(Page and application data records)
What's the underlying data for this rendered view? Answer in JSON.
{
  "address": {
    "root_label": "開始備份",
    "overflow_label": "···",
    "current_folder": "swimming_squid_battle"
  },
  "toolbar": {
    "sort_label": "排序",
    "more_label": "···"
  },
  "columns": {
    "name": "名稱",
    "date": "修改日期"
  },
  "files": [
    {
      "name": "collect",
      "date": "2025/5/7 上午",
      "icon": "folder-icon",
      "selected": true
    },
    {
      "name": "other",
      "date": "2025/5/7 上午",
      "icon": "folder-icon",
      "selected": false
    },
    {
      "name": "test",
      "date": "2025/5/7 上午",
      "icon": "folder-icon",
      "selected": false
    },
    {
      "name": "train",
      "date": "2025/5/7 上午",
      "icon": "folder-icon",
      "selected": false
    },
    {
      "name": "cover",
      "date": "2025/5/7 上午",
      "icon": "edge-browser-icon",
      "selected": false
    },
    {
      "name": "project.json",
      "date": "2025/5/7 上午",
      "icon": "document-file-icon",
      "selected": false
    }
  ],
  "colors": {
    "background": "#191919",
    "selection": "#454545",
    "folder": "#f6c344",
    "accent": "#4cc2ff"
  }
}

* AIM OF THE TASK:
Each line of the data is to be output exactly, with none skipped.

* WRITTEN ANSWER:
What's the underlying data for this rendered view? Answer in JSON.
{
  "address": {
    "root_label": "開始備份",
    "overflow_label": "···",
    "current_folder": "swimming_squid_battle"
  },
  "toolbar": {
    "sort_label": "排序",
    "more_label": "···"
  },
  "columns": {
    "name": "名稱",
    "date": "修改日期"
  },
  "files": [
    {
      "name": "collect",
      "date": "2025/5/7 上午",
      "icon": "folder-icon",
      "selected": true
    },
    {
      "name": "other",
      "date": "2025/5/7 上午",
      "icon": "folder-icon",
      "selected": false
    },
    {
      "name": "test",
      "date": "2025/5/7 上午",
      "icon": "folder-icon",
      "selected": false
    },
    {
      "name": "train",
      "date": "2025/5/7 上午",
      "icon": "folder-icon",
      "selected": false
    },
    {
      "name": "cover",
      "date": "2025/5/7 上午",
      "icon": "edge-browser-icon",
      "selected": false
    },
    {
      "name": "project.json",
      "date": "2025/5/7 上午",
      "icon": "document-file-icon",
      "selected": false
    }
  ],
  "colors": {
    "background": "#191919",
    "selection": "#454545",
    "folder": "#f6c344",
    "accent": "#4cc2ff"
  }
}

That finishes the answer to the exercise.